His facial expression only confirmed something was wrong. His jaw was jutting out and the cords lining his thick neck were more pronounced than usual. He was in pain, or at least incredibly uncomfortable.

This man whom I’d seen walk off the field like his ribs hadn’t just been fractured two years ago, much less without crying out, “Owwie,” was in clear and visible pain.

And I couldn’t ignore it. Because friends didn’t do that, did they?

I took my time circling the kitchen island, watching him, not minding that all he’d done was lift an index finger to greet me. He was eating a sandwich and reading a book on… it had the word ‘dumb’ on the front. I opened the refrigerator door to grab ingredients to make a soup, and turned my attention back as discreetly as possible to watch the big man at the small table.

“I’m going to make some soup, do you want some?” I offered.

“What kind?” he had the nerve to ask without looking away from his hardback.

I held back my smirk. “A kind you like.”

“Okay.” There was a pause. “Thanks.”

I chopped a few vegetables while occasionally glancing up. Running through a few different scenarios in my head on how to go about approaching him to find out if he was in pain or not, I realized I was being dumb.

“Aiden?”

“Hmm?”

“What’s wrong with your foot?” I just blurted out.

“I sprained it.” That was easy, effortless, no bullshit Aiden for me.

Unfortunately, his comment didn’t help or reassure me. I wouldn’t be surprised if someone had hit him with a car and the tendon wasn’t even attached to his leg any more, and he was insisting it was just a sprain.

But was I going to say that?
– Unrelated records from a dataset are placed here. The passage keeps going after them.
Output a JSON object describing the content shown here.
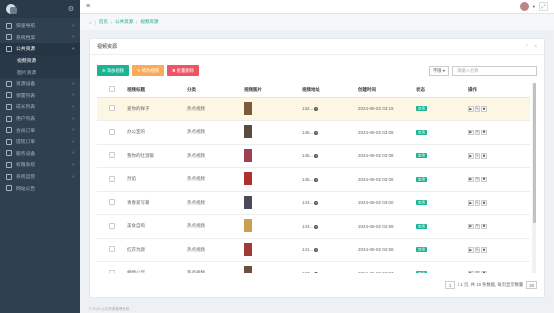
{
  "sidebar": {
    "items": [
      {
        "label": "快速导航",
        "icon": "home-icon",
        "expandable": true
      },
      {
        "label": "系统档案",
        "icon": "folder-icon",
        "expandable": true
      },
      {
        "label": "公共资源",
        "icon": "cube-icon",
        "expandable": true,
        "active": true
      },
      {
        "label": "资源设备",
        "icon": "device-icon",
        "expandable": true
      },
      {
        "label": "保置列表",
        "icon": "list-icon",
        "expandable": true
      },
      {
        "label": "成长列表",
        "icon": "list-icon",
        "expandable": true
      },
      {
        "label": "用户列表",
        "icon": "user-icon",
        "expandable": true
      },
      {
        "label": "会员订单",
        "icon": "order-icon",
        "expandable": true
      },
      {
        "label": "提现订单",
        "icon": "order-icon",
        "expandable": true
      },
      {
        "label": "服务设备",
        "icon": "server-icon",
        "expandable": true
      },
      {
        "label": "权限系统",
        "icon": "lock-icon",
        "expandable": true
      },
      {
        "label": "系统运营",
        "icon": "gear-icon",
        "expandable": true
      },
      {
        "label": "网站公告",
        "icon": "bell-icon",
        "expandable": false
      }
    ],
    "submenu": [
      {
        "label": "视频资源",
        "active": true
      },
      {
        "label": "图片资源",
        "active": false
      }
    ]
  },
  "breadcrumb": {
    "home": "首页",
    "section": "公共资源",
    "current": "视频资源"
  },
  "panel": {
    "title": "视频资源"
  },
  "toolbar": {
    "add_label": "添加视频",
    "edit_label": "修改视频",
    "delete_label": "批量删除",
    "filter_value": "不限",
    "search_placeholder": "请输入名称"
  },
  "table": {
    "headers": [
      "视频标题",
      "分类",
      "视频图片",
      "视频地址",
      "创建时间",
      "状态",
      "操作"
    ],
    "rows": [
      {
        "title": "爱你的样子",
        "category": "热点视频",
        "thumb_color": "#7a5a3a",
        "url": "132...",
        "time": "2024-06-02 03:19",
        "status": "启用",
        "highlight": true
      },
      {
        "title": "办公室的",
        "category": "热点视频",
        "thumb_color": "#5a4a3f",
        "url": "145...",
        "time": "2024-06-02 03:09",
        "status": "启用",
        "highlight": false
      },
      {
        "title": "我你的吐温暖",
        "category": "热点视频",
        "thumb_color": "#9a4050",
        "url": "145...",
        "time": "2024-06-02 03:08",
        "status": "启用",
        "highlight": false
      },
      {
        "title": "烈焰",
        "category": "热点视频",
        "thumb_color": "#b03030",
        "url": "145...",
        "time": "2024-06-02 03:06",
        "status": "启用",
        "highlight": false
      },
      {
        "title": "青春爱写著",
        "category": "热点视频",
        "thumb_color": "#4a4a5a",
        "url": "143...",
        "time": "2024-06-02 03:00",
        "status": "启用",
        "highlight": false
      },
      {
        "title": "美食自购",
        "category": "热点视频",
        "thumb_color": "#c8a050",
        "url": "143...",
        "time": "2024-06-02 02:59",
        "status": "启用",
        "highlight": false
      },
      {
        "title": "红衣为颜",
        "category": "热点视频",
        "thumb_color": "#a03838",
        "url": "141...",
        "time": "2024-06-02 02:58",
        "status": "启用",
        "highlight": false
      },
      {
        "title": "相伴公案",
        "category": "热点视频",
        "thumb_color": "#6a5040",
        "url": "137...",
        "time": "2024-06-02 02:57",
        "status": "启用",
        "highlight": false
      },
      {
        "title": "",
        "category": "",
        "thumb_color": "#8a7060",
        "url": "",
        "time": "",
        "status": "",
        "highlight": false
      }
    ]
  },
  "pager": {
    "page": "1",
    "summary": "/ 1 页, 共 18 条数据, 每页显示数量",
    "page_size": "20"
  },
  "footer": {
    "text": "© 2024 公共资源管理系统"
  }
}
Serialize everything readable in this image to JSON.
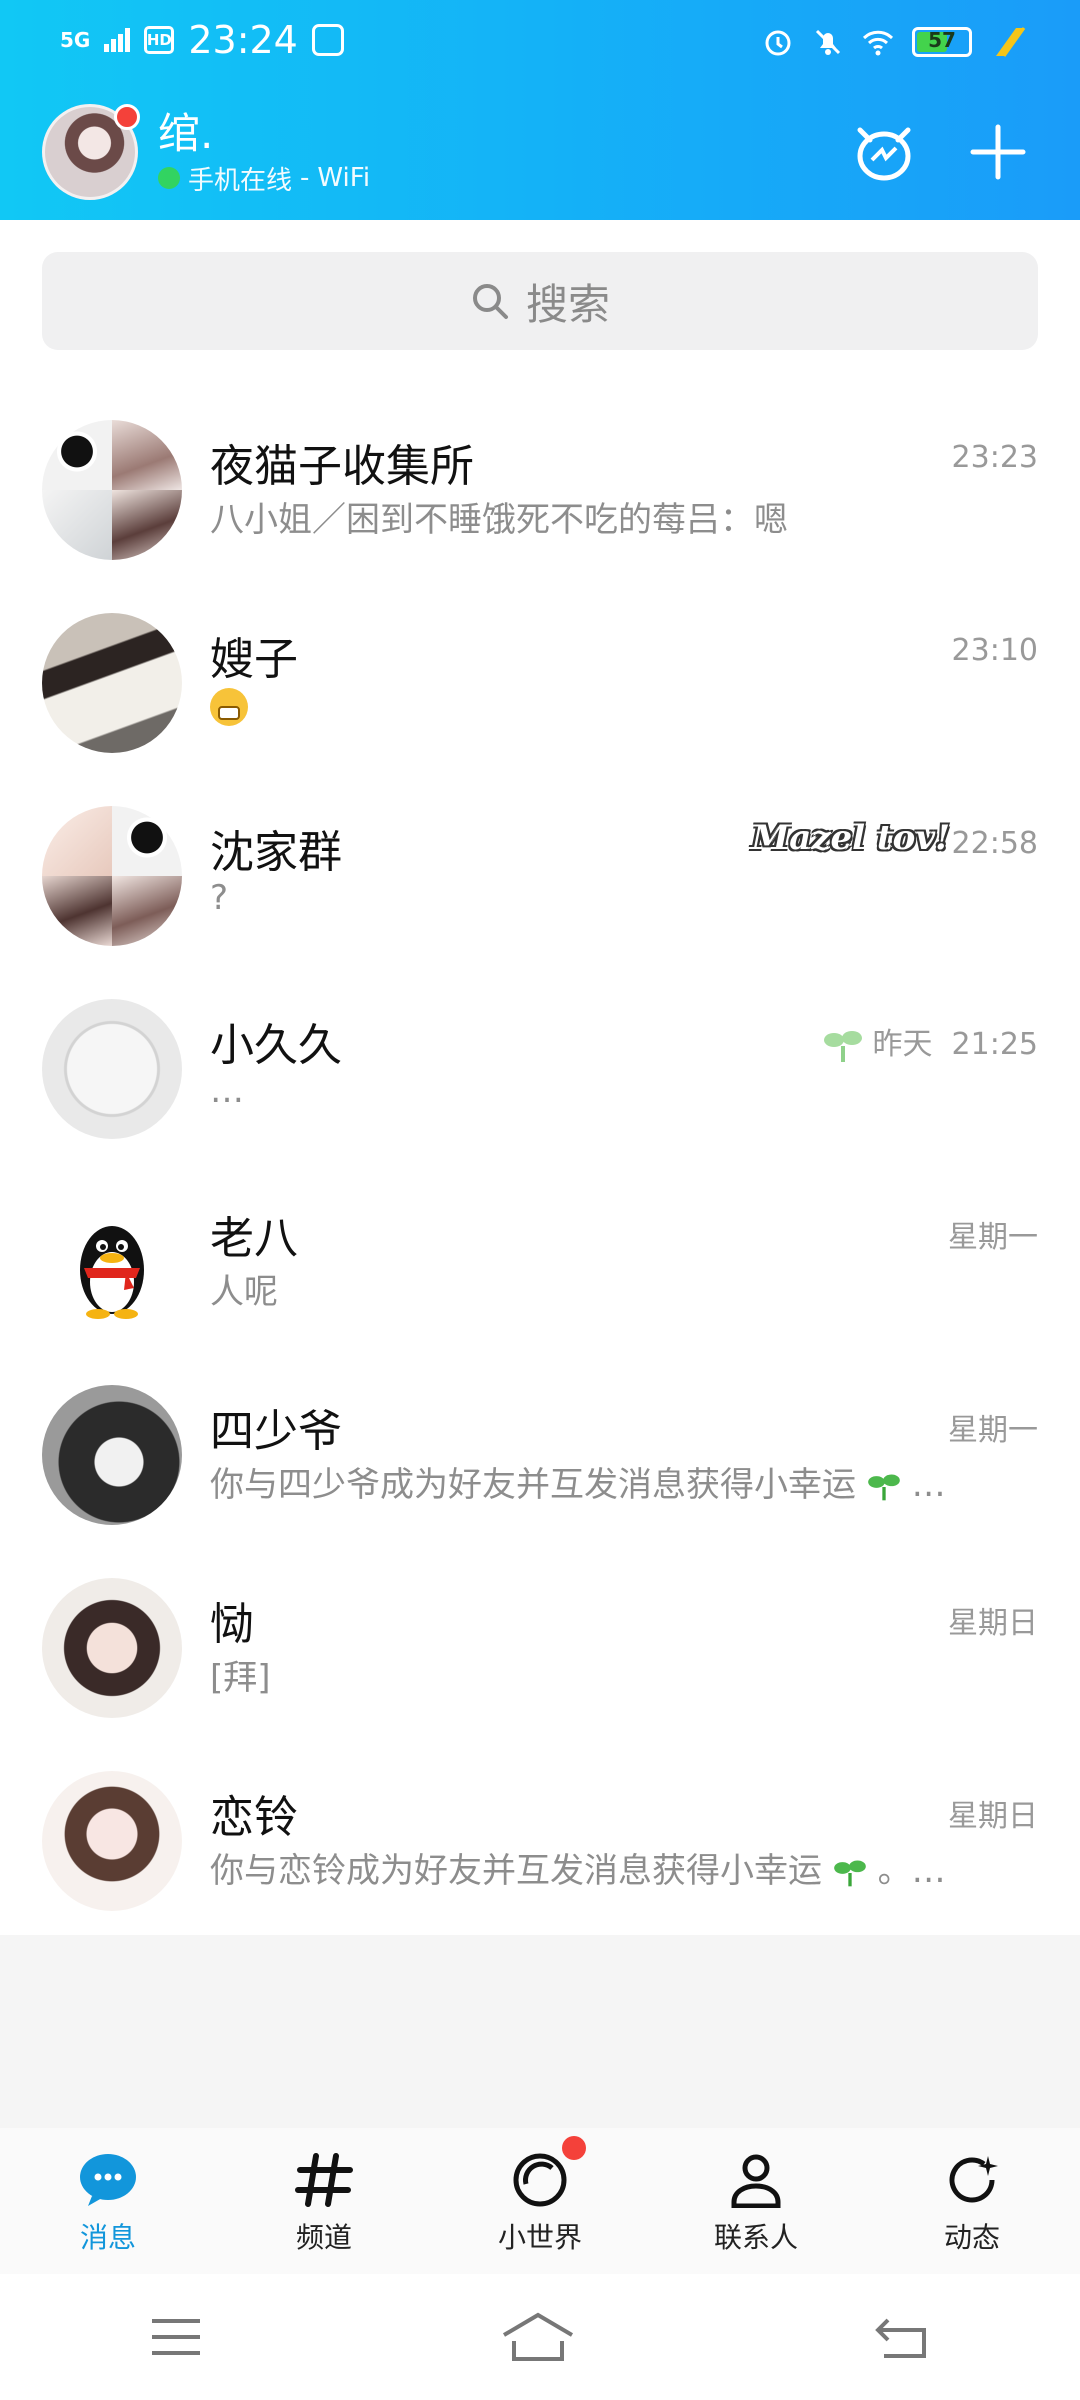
{
  "status_bar": {
    "network": "5G",
    "hd": "HD",
    "time": "23:24",
    "battery": "57",
    "battery_level": 0.57
  },
  "profile": {
    "name": "绾.",
    "online_text": "手机在线",
    "separator": "-",
    "connection": "WiFi"
  },
  "search": {
    "placeholder": "搜索"
  },
  "chats": [
    {
      "name": "夜猫子收集所",
      "message": "八小姐／困到不睡饿死不吃的莓吕：嗯",
      "time": "23:23"
    },
    {
      "name": "嫂子",
      "message": "",
      "emoji": "grinning-face",
      "time": "23:10"
    },
    {
      "name": "沈家群",
      "message": "?",
      "time": "22:58",
      "badge": "Mazel tov!"
    },
    {
      "name": "小久久",
      "message": "…",
      "day": "昨天",
      "time": "21:25"
    },
    {
      "name": "老八",
      "message": "人呢",
      "time": "星期一"
    },
    {
      "name": "四少爷",
      "message": "你与四少爷成为好友并互发消息获得小幸运",
      "suffix": "…",
      "time": "星期一"
    },
    {
      "name": "恸",
      "message": "[拜]",
      "time": "星期日"
    },
    {
      "name": "恋铃",
      "message": "你与恋铃成为好友并互发消息获得小幸运",
      "suffix": "。…",
      "time": "星期日"
    }
  ],
  "tabs": [
    {
      "label": "消息",
      "icon": "chat-bubble-icon",
      "active": true
    },
    {
      "label": "频道",
      "icon": "hashtag-icon",
      "active": false
    },
    {
      "label": "小世界",
      "icon": "planet-icon",
      "active": false
    },
    {
      "label": "联系人",
      "icon": "person-icon",
      "active": false
    },
    {
      "label": "动态",
      "icon": "refresh-star-icon",
      "active": false
    }
  ],
  "colors": {
    "header_start": "#11c8f5",
    "header_end": "#1a9cf9",
    "accent": "#1296db",
    "badge_red": "#f4413a",
    "online_green": "#34d55a"
  }
}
Nope.

“High sprain or low sprain?” I asked carefully, as casually as I could.

“High,” he replied just as nonchalantly.

Between his injuries and Zac’s, I’d become familiar with the different kinds possible. High sprains tended to take less time to heal, usually a week or two. Lower ankle sprain recovery ranged from a month to two. So, it was bad but it could have been a lot worse.

“What did the trainers say?”

That had his jaw tightening. “I’m questionable for the next game.”

Not probable, questionable. Oh, brother. Questionable statuses made Aiden Graves a grumpy goose.

I lowered my gaze back down to the cutting board and the celery I had on there. “It might be a good idea for you to go see that acupuncturist you went to last year when your shoulder was bothering you.” The more I listed his past injuries, the more it made me wince. Zac had told me once that every football player he knew constantly lived with pain; it was inevitable.